Lesson 9
Causal Relationships
Lesson Narrative
The mathematical purpose of this lesson is to understand that the relationship between variables can be, but is not always, a causal relationship. A causal relationship is one in which a change in one of the variables directly causes a change in the other variable. The work of this lesson connects to previous work because students interpreted the relationship between two variables using the correlation coefficient. The work of this lesson connects to upcoming work because students will analyze bivariate data and draw conclusions from their analysis.
When students determine that there is a causal relationship, they are attending to precision (MP6), because they are refining their language to be more precise.

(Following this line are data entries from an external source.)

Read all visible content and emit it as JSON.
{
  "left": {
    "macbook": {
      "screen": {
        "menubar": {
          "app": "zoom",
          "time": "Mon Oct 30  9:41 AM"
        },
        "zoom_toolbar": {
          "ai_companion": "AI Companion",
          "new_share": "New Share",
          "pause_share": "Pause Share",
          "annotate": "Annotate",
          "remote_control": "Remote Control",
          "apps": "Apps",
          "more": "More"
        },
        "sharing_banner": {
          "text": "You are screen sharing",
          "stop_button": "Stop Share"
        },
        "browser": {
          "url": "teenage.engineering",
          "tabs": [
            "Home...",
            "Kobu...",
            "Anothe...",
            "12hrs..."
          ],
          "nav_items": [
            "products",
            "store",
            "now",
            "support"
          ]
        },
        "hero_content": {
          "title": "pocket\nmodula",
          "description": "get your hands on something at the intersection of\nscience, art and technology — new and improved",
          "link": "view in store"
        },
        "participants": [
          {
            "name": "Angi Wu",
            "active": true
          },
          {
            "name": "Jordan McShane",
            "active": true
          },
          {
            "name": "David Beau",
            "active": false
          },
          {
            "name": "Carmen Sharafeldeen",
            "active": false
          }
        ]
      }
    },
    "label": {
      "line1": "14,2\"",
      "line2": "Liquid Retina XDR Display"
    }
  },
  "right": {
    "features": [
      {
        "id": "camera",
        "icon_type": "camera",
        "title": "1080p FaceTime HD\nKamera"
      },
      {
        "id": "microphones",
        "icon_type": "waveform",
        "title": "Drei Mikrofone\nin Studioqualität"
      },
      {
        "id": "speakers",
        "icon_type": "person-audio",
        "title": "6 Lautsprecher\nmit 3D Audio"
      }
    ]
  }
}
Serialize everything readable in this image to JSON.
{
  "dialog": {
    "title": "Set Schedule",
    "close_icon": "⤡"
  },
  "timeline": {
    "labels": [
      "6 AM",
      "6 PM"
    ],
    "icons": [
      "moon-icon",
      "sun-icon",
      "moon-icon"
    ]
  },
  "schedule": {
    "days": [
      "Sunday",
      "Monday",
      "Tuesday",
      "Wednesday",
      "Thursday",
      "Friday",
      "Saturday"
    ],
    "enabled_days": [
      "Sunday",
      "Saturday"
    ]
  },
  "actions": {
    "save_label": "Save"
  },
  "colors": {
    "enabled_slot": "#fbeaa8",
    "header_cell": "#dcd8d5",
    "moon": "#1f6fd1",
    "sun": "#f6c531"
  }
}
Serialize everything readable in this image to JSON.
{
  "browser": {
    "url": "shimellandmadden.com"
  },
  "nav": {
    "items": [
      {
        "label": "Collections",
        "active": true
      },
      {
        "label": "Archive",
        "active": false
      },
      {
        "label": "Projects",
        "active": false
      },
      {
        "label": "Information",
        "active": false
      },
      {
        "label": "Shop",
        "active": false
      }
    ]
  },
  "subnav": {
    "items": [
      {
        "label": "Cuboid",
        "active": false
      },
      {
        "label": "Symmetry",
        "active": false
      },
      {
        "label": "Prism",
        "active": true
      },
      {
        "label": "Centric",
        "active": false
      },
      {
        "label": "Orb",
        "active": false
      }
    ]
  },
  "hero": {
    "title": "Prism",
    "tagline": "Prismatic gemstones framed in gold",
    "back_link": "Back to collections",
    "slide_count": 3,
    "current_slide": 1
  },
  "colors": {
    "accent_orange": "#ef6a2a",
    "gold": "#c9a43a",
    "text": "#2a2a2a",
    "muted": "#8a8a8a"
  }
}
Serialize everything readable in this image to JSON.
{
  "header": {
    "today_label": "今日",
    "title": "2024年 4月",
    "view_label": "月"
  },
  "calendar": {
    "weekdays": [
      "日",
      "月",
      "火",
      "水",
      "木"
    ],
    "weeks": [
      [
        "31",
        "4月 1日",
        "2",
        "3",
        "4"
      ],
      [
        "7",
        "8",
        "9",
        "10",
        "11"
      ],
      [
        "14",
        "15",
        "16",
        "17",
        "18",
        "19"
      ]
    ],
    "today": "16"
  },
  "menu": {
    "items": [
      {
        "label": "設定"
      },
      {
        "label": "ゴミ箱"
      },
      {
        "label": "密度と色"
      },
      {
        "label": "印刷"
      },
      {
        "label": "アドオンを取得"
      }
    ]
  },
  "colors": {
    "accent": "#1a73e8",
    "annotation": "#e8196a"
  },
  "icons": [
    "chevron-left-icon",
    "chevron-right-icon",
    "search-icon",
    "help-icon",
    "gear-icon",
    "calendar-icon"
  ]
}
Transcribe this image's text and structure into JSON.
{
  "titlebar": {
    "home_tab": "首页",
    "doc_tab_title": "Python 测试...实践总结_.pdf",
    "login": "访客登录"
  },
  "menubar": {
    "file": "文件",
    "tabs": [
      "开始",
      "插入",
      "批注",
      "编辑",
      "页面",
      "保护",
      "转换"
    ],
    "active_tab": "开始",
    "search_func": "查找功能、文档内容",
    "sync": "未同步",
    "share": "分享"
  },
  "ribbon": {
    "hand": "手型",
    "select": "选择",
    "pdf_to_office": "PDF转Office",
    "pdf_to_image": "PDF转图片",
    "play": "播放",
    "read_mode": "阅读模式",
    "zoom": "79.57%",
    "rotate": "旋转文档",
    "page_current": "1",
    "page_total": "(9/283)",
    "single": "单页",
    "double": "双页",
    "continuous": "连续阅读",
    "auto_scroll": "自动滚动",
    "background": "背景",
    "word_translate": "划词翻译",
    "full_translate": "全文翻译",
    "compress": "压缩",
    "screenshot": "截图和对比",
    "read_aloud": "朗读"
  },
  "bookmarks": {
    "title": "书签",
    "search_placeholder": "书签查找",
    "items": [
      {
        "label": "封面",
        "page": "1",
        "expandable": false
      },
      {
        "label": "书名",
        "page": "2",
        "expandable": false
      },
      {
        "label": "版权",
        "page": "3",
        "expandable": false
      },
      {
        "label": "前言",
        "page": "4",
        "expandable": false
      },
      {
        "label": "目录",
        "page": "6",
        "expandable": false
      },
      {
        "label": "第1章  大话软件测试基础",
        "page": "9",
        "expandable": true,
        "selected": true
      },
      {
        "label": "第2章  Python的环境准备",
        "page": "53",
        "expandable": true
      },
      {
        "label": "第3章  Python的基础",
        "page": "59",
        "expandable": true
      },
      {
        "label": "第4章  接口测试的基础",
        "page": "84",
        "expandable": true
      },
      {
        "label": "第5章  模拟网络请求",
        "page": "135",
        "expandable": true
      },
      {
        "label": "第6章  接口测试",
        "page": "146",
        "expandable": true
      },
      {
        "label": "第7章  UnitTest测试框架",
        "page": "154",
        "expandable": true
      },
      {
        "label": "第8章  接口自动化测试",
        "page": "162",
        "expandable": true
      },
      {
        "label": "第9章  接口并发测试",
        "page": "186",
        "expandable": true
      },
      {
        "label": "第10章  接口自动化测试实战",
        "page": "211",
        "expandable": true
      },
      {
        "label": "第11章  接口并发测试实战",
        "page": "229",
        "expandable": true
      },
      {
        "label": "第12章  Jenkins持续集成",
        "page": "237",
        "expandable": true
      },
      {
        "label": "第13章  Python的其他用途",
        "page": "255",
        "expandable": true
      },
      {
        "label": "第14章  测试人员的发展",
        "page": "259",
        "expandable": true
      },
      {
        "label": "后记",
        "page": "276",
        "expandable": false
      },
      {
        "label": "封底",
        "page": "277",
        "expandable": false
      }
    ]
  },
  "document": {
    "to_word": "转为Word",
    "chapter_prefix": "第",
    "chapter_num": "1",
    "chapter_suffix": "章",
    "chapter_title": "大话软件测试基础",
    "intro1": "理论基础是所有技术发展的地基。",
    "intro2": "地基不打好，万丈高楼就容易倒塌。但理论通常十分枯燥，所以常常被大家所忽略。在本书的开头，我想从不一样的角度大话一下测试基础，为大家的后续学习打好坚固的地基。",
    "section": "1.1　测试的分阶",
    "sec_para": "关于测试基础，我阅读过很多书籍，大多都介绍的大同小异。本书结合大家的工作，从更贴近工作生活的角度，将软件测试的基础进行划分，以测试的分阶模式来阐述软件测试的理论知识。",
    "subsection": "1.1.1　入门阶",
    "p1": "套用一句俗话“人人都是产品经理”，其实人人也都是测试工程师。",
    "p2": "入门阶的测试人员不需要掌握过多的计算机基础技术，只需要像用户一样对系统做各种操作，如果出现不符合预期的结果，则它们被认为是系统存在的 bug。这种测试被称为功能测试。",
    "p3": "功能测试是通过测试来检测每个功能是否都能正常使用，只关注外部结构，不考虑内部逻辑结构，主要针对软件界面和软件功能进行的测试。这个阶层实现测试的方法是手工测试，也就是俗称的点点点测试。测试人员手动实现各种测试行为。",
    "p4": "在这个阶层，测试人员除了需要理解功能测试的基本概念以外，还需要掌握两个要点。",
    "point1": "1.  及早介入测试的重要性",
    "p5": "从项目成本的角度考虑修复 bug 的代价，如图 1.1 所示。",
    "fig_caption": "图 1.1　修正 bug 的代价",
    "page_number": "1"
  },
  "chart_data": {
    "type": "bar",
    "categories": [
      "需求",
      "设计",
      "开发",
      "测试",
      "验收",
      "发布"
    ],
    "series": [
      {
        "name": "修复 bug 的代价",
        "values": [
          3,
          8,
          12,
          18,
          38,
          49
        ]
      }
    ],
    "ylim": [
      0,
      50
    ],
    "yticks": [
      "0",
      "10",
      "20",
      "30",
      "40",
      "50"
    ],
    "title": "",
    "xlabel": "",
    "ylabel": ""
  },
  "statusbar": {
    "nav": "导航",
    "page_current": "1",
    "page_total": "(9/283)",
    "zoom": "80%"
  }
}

When students analyze the relationship between two variables to determine whether they are causal or not, they are modeling with mathematics (MP4).
Learning Goals
Teacher Facing
 Describe (orally and in writing) the strength and sign of the relationship between two variables.
 Investigate the relationship between two variables to analyze whether or not the relationship is causal.
Student Facing
 Let’s get a closer look at related variables.
Learning Targets
Student Facing
 I can look for connections between two variables to analyze whether or not there is a causal relationship.
CCSS Standards
Glossary Entries

causal relationship
A relationship is one in which a change in one of the variables causes a change in the other variable.

correlation coefficient
A number between 1 and 1 that describes the strength and direction of a linear association between two numerical variables. The sign of the correlation coefficient is the same as the sign of the slope of the best fit line. The closer the correlation coefficient is to 0, the weaker the linear relationship. When the correlation coefficient is closer to 1 or 1, the linear model fits the data better.
The first figure shows a correlation coefficient which is close to 1, the second a correlation coefficient which is positive but closer to 0, and the third a correlation coefficient which is close to 1.

negative relationship
A relationship between two numerical variables is negative if an increase in the data for one variable tends to be paired with a decrease in the data for the other variable.

positive relationship
A relationship between two numerical variables is positive if an increase in the data for one variable tends to be paired with an increase in the data for the other variable.

strong relationship
A relationship between two numerical variables is strong if the data is tightly clustered around the best fit line.

weak relationship
A relationship between two numerical variables is weak if the data is loosely spread around the best fit line.